*** Begin section ***

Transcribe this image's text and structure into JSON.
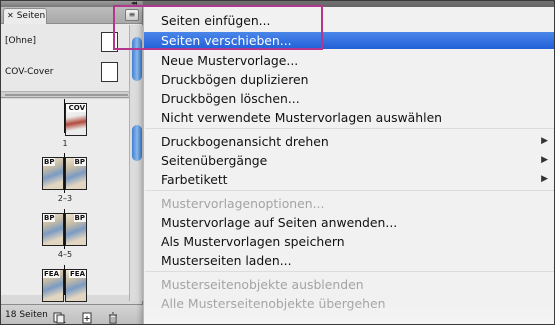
{
  "panel": {
    "tab_label": "Seiten",
    "masters": [
      {
        "label": "[Ohne]"
      },
      {
        "label": "COV-Cover"
      }
    ],
    "pages": [
      {
        "label": "1",
        "markers": [
          "COV"
        ]
      },
      {
        "label": "2–3",
        "markers": [
          "BP",
          "BP"
        ]
      },
      {
        "label": "4–5",
        "markers": [
          "BP",
          "BP"
        ]
      },
      {
        "label": "",
        "markers": [
          "FEA",
          "FEA"
        ]
      }
    ],
    "footer_text": "18 Seiten"
  },
  "menu": {
    "items": [
      {
        "label": "Seiten einfügen...",
        "state": "normal"
      },
      {
        "label": "Seiten verschieben...",
        "state": "highlighted"
      },
      {
        "label": "Neue Mustervorlage...",
        "state": "normal"
      },
      {
        "label": "Druckbögen duplizieren",
        "state": "normal"
      },
      {
        "label": "Druckbögen löschen...",
        "state": "normal"
      },
      {
        "label": "Nicht verwendete Mustervorlagen auswählen",
        "state": "normal"
      },
      {
        "label": "Druckbogenansicht drehen",
        "state": "submenu"
      },
      {
        "label": "Seitenübergänge",
        "state": "submenu"
      },
      {
        "label": "Farbetikett",
        "state": "submenu"
      },
      {
        "label": "Mustervorlagenoptionen...",
        "state": "disabled"
      },
      {
        "label": "Mustervorlage auf Seiten anwenden...",
        "state": "normal"
      },
      {
        "label": "Als Mustervorlagen speichern",
        "state": "normal"
      },
      {
        "label": "Musterseiten laden...",
        "state": "normal"
      },
      {
        "label": "Musterseitenobjekte ausblenden",
        "state": "disabled"
      },
      {
        "label": "Alle Musterseitenobjekte übergehen",
        "state": "disabled"
      }
    ]
  },
  "colors": {
    "highlight": "#2f6fdc",
    "annotation": "#b4378f",
    "scroll_thumb": "#3f7fd1"
  }
}
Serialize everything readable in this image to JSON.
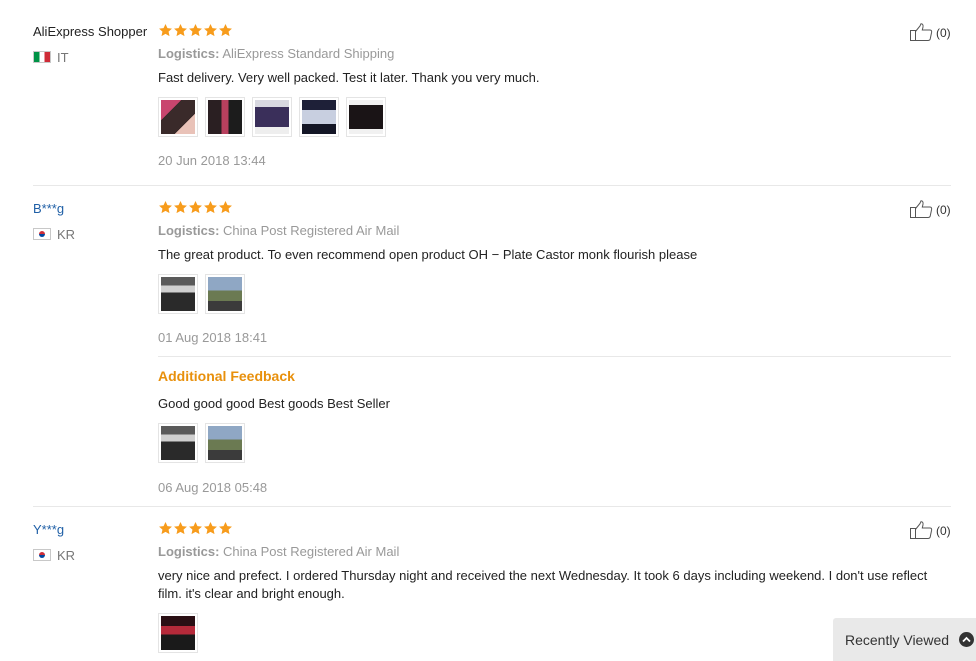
{
  "reviews": [
    {
      "user": "AliExpress Shopper",
      "country": "IT",
      "logistics_label": "Logistics:",
      "logistics": "AliExpress Standard Shipping",
      "text": "Fast delivery. Very well packed. Test it later. Thank you very much.",
      "date": "20 Jun 2018 13:44",
      "likes": "(0)",
      "rating": 5
    },
    {
      "user": "B***g",
      "country": "KR",
      "logistics_label": "Logistics:",
      "logistics": "China Post Registered Air Mail",
      "text": "The great product. To even recommend open product OH − Plate Castor monk flourish please",
      "date": "01 Aug 2018 18:41",
      "likes": "(0)",
      "rating": 5,
      "additional": {
        "label": "Additional Feedback",
        "text": "Good good good Best goods Best Seller",
        "date": "06 Aug 2018 05:48"
      }
    },
    {
      "user": "Y***g",
      "country": "KR",
      "logistics_label": "Logistics:",
      "logistics": "China Post Registered Air Mail",
      "text": "very nice and prefect. I ordered Thursday night and received the next Wednesday. It took 6 days including weekend. I don't use reflect film. it's clear and bright enough.",
      "likes": "(0)",
      "rating": 5
    }
  ],
  "recently_viewed": "Recently Viewed",
  "colors": {
    "star": "#f79c1c",
    "link": "#1f5fa6",
    "additional": "#e8900c"
  }
}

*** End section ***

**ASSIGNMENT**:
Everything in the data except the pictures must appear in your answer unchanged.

**RESPONSE AREA**:
Transcribe this image's text and structure into JSON.
{
  "panel": {
    "tab_label": "Seiten",
    "masters": [
      {
        "label": "[Ohne]"
      },
      {
        "label": "COV-Cover"
      }
    ],
    "pages": [
      {
        "label": "1",
        "markers": [
          "COV"
        ]
      },
      {
        "label": "2–3",
        "markers": [
          "BP",
          "BP"
        ]
      },
      {
        "label": "4–5",
        "markers": [
          "BP",
          "BP"
        ]
      },
      {
        "label": "",
        "markers": [
          "FEA",
          "FEA"
        ]
      }
    ],
    "footer_text": "18 Seiten"
  },
  "menu": {
    "items": [
      {
        "label": "Seiten einfügen...",
        "state": "normal"
      },
      {
        "label": "Seiten verschieben...",
        "state": "highlighted"
      },
      {
        "label": "Neue Mustervorlage...",
        "state": "normal"
      },
      {
        "label": "Druckbögen duplizieren",
        "state": "normal"
      },
      {
        "label": "Druckbögen löschen...",
        "state": "normal"
      },
      {
        "label": "Nicht verwendete Mustervorlagen auswählen",
        "state": "normal"
      },
      {
        "label": "Druckbogenansicht drehen",
        "state": "submenu"
      },
      {
        "label": "Seitenübergänge",
        "state": "submenu"
      },
      {
        "label": "Farbetikett",
        "state": "submenu"
      },
      {
        "label": "Mustervorlagenoptionen...",
        "state": "disabled"
      },
      {
        "label": "Mustervorlage auf Seiten anwenden...",
        "state": "normal"
      },
      {
        "label": "Als Mustervorlagen speichern",
        "state": "normal"
      },
      {
        "label": "Musterseiten laden...",
        "state": "normal"
      },
      {
        "label": "Musterseitenobjekte ausblenden",
        "state": "disabled"
      },
      {
        "label": "Alle Musterseitenobjekte übergehen",
        "state": "disabled"
      }
    ]
  },
  "colors": {
    "highlight": "#2f6fdc",
    "annotation": "#b4378f",
    "scroll_thumb": "#3f7fd1"
  }
}
Serialize everything readable in this image to JSON.
{
  "reviews": [
    {
      "user": "AliExpress Shopper",
      "country": "IT",
      "logistics_label": "Logistics:",
      "logistics": "AliExpress Standard Shipping",
      "text": "Fast delivery. Very well packed. Test it later. Thank you very much.",
      "date": "20 Jun 2018 13:44",
      "likes": "(0)",
      "rating": 5
    },
    {
      "user": "B***g",
      "country": "KR",
      "logistics_label": "Logistics:",
      "logistics": "China Post Registered Air Mail",
      "text": "The great product. To even recommend open product OH − Plate Castor monk flourish please",
      "date": "01 Aug 2018 18:41",
      "likes": "(0)",
      "rating": 5,
      "additional": {
        "label": "Additional Feedback",
        "text": "Good good good Best goods Best Seller",
        "date": "06 Aug 2018 05:48"
      }
    },
    {
      "user": "Y***g",
      "country": "KR",
      "logistics_label": "Logistics:",
      "logistics": "China Post Registered Air Mail",
      "text": "very nice and prefect. I ordered Thursday night and received the next Wednesday. It took 6 days including weekend. I don't use reflect film. it's clear and bright enough.",
      "likes": "(0)",
      "rating": 5
    }
  ],
  "recently_viewed": "Recently Viewed",
  "colors": {
    "star": "#f79c1c",
    "link": "#1f5fa6",
    "additional": "#e8900c"
  }
}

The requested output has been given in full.